** PROBLEM DESCRIPTION **
What's needed is a full, exact retyping of the records.

Dataset items:

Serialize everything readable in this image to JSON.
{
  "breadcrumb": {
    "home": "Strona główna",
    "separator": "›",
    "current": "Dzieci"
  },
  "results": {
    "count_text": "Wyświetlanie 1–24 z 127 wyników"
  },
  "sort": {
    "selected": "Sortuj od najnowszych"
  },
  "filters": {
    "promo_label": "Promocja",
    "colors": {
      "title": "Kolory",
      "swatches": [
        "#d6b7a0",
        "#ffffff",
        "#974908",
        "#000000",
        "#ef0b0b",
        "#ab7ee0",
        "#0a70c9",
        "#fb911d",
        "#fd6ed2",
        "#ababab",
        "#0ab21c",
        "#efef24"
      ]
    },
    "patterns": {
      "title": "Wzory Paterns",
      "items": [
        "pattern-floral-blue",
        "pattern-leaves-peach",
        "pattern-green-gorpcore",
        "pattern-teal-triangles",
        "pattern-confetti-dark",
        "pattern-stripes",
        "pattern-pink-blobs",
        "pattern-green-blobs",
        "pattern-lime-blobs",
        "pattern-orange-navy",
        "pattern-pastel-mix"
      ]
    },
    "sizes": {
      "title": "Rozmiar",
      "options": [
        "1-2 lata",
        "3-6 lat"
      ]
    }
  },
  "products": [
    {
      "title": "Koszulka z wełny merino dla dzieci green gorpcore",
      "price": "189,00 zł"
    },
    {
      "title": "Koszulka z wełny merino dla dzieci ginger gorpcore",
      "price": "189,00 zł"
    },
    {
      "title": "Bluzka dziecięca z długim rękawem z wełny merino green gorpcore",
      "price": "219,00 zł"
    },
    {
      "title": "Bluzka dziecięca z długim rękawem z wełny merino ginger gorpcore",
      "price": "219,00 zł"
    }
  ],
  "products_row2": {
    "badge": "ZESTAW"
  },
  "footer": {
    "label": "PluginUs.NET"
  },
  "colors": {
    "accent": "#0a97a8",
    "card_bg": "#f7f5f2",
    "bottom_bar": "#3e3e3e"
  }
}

** RESPONSE TO THIS EXERCISE **
Serialize everything readable in this image to JSON.
{
  "breadcrumb": {
    "home": "Strona główna",
    "separator": "›",
    "current": "Dzieci"
  },
  "results": {
    "count_text": "Wyświetlanie 1–24 z 127 wyników"
  },
  "sort": {
    "selected": "Sortuj od najnowszych"
  },
  "filters": {
    "promo_label": "Promocja",
    "colors": {
      "title": "Kolory",
      "swatches": [
        "#d6b7a0",
        "#ffffff",
        "#974908",
        "#000000",
        "#ef0b0b",
        "#ab7ee0",
        "#0a70c9",
        "#fb911d",
        "#fd6ed2",
        "#ababab",
        "#0ab21c",
        "#efef24"
      ]
    },
    "patterns": {
      "title": "Wzory Paterns",
      "items": [
        "pattern-floral-blue",
        "pattern-leaves-peach",
        "pattern-green-gorpcore",
        "pattern-teal-triangles",
        "pattern-confetti-dark",
        "pattern-stripes",
        "pattern-pink-blobs",
        "pattern-green-blobs",
        "pattern-lime-blobs",
        "pattern-orange-navy",
        "pattern-pastel-mix"
      ]
    },
    "sizes": {
      "title": "Rozmiar",
      "options": [
        "1-2 lata",
        "3-6 lat"
      ]
    }
  },
  "products": [
    {
      "title": "Koszulka z wełny merino dla dzieci green gorpcore",
      "price": "189,00 zł"
    },
    {
      "title": "Koszulka z wełny merino dla dzieci ginger gorpcore",
      "price": "189,00 zł"
    },
    {
      "title": "Bluzka dziecięca z długim rękawem z wełny merino green gorpcore",
      "price": "219,00 zł"
    },
    {
      "title": "Bluzka dziecięca z długim rękawem z wełny merino ginger gorpcore",
      "price": "219,00 zł"
    }
  ],
  "products_row2": {
    "badge": "ZESTAW"
  },
  "footer": {
    "label": "PluginUs.NET"
  },
  "colors": {
    "accent": "#0a97a8",
    "card_bg": "#f7f5f2",
    "bottom_bar": "#3e3e3e"
  }
}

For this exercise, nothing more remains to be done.